Exercise will also help. Stretching the Achilles tendon, the cord at the back of the heel, will prevent further pain and injury. This will also increase your foots mobility. Lack of mobility will cause significant stress and pain. Massages will also alleviate some pain. Knead the ball of your foot and your toes from top to bottom.

To stretch your Achilles tendon, lean against a wall, with palms flat on the wall. Place one foot forward and one foot back with the heel flat on the floor, then lean forward. Feel the pull in the Achilles tendon and calf. Hold for five seconds and repeat three times. The big toe stretch is another exercise that may alleviate stiffness.
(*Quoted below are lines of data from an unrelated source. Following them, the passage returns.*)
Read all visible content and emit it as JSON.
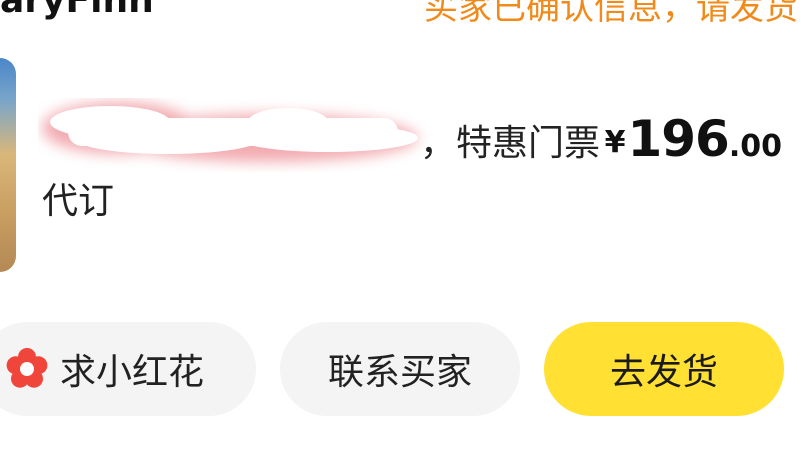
{
  "header": {
    "left_text": "aryFinn",
    "right_notice": "买家已确认信息，请发货"
  },
  "item": {
    "thumbnail_icon": "product-photo-thumbnail",
    "title_line1_tail": "，特惠门票",
    "title_line2": "代订",
    "price": {
      "currency": "¥",
      "integer": "196",
      "decimal": ".00"
    }
  },
  "actions": {
    "flower_label": "求小红花",
    "flower_icon": "red-flower-icon",
    "flower_color": "#f0453a",
    "contact_label": "联系买家",
    "ship_label": "去发货",
    "ship_bg": "#ffe033"
  }
}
Place one thick rubber band around your big toes. Pull the toes toward the other toes on the foot. Hold for five seconds and repeat ten times. Another exercise to try is the toe pull. Place a thick rubber band around the toes of each foot. Spread your toes for five seconds and repeat ten times.

Pain can be alleviated with non-steroid, anti-inflammatory drugs, heat, and ultrasounds. Topical medications with Capsaicin may also help. Thus far, there is no remedy for pain that is one hundred percent effective. Buying shoes that give your feet plenty room with low rubber heels and soles will help. If needed, use heat and anti-inflammatory drugs, and exercise your tendons and toes. Lastly, arthritic foot care should incorporate massages to help your feet with circulation and to relieve the stress locked up in your feet.